Exercise directions :: Would you please copy every line from the records that contains the word "Presupuesto"?

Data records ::
○ ○ ○ ○
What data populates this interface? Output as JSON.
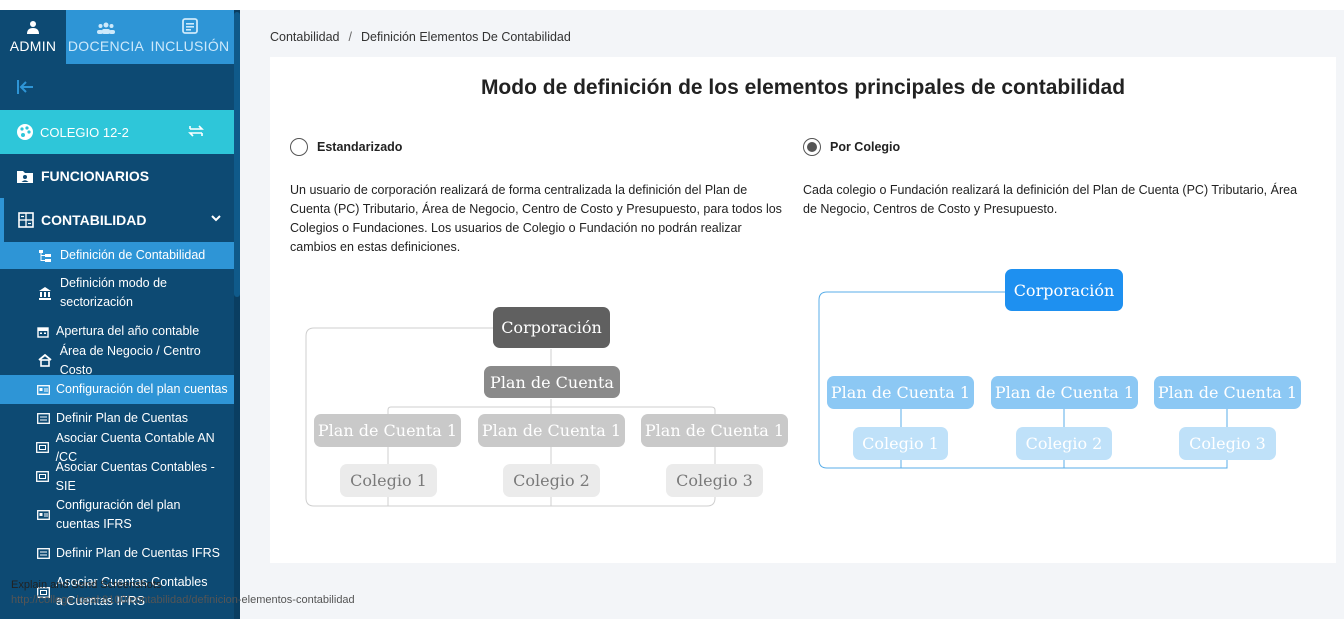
{
  "sidebar": {
    "tabs": [
      {
        "label": "ADMIN",
        "icon": "admin-user-icon"
      },
      {
        "label": "DOCENCIA",
        "icon": "group-icon"
      },
      {
        "label": "INCLUSIÓN",
        "icon": "id-card-icon"
      }
    ],
    "back_icon": "arrow-left-icon",
    "colegio": {
      "label": "COLEGIO 12-2",
      "icon": "palette-icon",
      "swap_icon": "swap-icon"
    },
    "funcionarios": {
      "label": "FUNCIONARIOS",
      "icon": "folder-user-icon"
    },
    "contabilidad": {
      "label": "CONTABILIDAD",
      "icon": "calculator-icon",
      "chevron": "chevron-down-icon"
    },
    "sub_items": [
      {
        "label": "Definición de Contabilidad",
        "active": true,
        "icon": "tree-icon"
      },
      {
        "label": "Definición modo de sectorización",
        "active": false,
        "icon": "bank-icon"
      },
      {
        "label": "Apertura del año contable",
        "active": false,
        "icon": "calendar-icon"
      },
      {
        "label": "Área de Negocio / Centro Costo",
        "active": false,
        "icon": "home-icon"
      },
      {
        "label": "Configuración del plan cuentas",
        "active": true,
        "icon": "card-icon"
      },
      {
        "label": "Definir Plan de Cuentas",
        "active": false,
        "icon": "list-icon"
      },
      {
        "label": "Asociar Cuenta Contable AN /CC",
        "active": false,
        "icon": "link-box-icon"
      },
      {
        "label": "Asociar Cuentas Contables - SIE",
        "active": false,
        "icon": "link-box-icon"
      },
      {
        "label": "Configuración del plan cuentas IFRS",
        "active": false,
        "icon": "card-icon"
      },
      {
        "label": "Definir Plan de Cuentas IFRS",
        "active": false,
        "icon": "list-icon"
      },
      {
        "label": "Asociar Cuentas Contables a Cuentas IFRS",
        "active": false,
        "icon": "link-box-icon"
      }
    ]
  },
  "breadcrumb": {
    "root": "Contabilidad",
    "separator": "/",
    "current": "Definición Elementos De Contabilidad"
  },
  "main": {
    "title": "Modo de definición de los elementos principales de contabilidad",
    "options": [
      {
        "label": "Estandarizado",
        "selected": false,
        "description": "Un usuario de corporación realizará de forma centralizada la definición del Plan de Cuenta (PC) Tributario, Área de Negocio, Centro de Costo y Presupuesto, para todos los Colegios o Fundaciones. Los usuarios de Colegio o Fundación no podrán realizar cambios en estas definiciones.",
        "diagram": {
          "root": "Corporación",
          "plan": "Plan de Cuenta",
          "plans": [
            "Plan de Cuenta 1",
            "Plan de Cuenta 1",
            "Plan de Cuenta 1"
          ],
          "schools": [
            "Colegio 1",
            "Colegio 2",
            "Colegio 3"
          ]
        }
      },
      {
        "label": "Por Colegio",
        "selected": true,
        "description": "Cada colegio o Fundación realizará la definición del Plan de Cuenta (PC) Tributario, Área de Negocio, Centros de Costo y Presupuesto.",
        "diagram": {
          "root": "Corporación",
          "plans": [
            "Plan de Cuenta 1",
            "Plan de Cuenta 1",
            "Plan de Cuenta 1"
          ],
          "schools": [
            "Colegio 1",
            "Colegio 2",
            "Colegio 3"
          ]
        }
      }
    ]
  },
  "status_bar": {
    "tooltip": "Explain and Send Screenshots",
    "url": "http://college.local:8100/contabilidad/definicion-elementos-contabilidad"
  },
  "colors": {
    "sidebar": "#0d4a73",
    "accent": "#2e95d6",
    "colegio": "#2ec6d9",
    "gray_root": "#606060",
    "blue_root": "#1e90f0"
  }
}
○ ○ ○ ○
Response ::
        "description": "Un usuario de corporación realizará de forma centralizada la definición del Plan de Cuenta (PC) Tributario, Área de Negocio, Centro de Costo y Presupuesto, para todos los Colegios o Fundaciones. Los usuarios de Colegio o Fundación no podrán realizar cambios en estas definiciones.",
        "description": "Cada colegio o Fundación realizará la definición del Plan de Cuenta (PC) Tributario, Área de Negocio, Centros de Costo y Presupuesto.",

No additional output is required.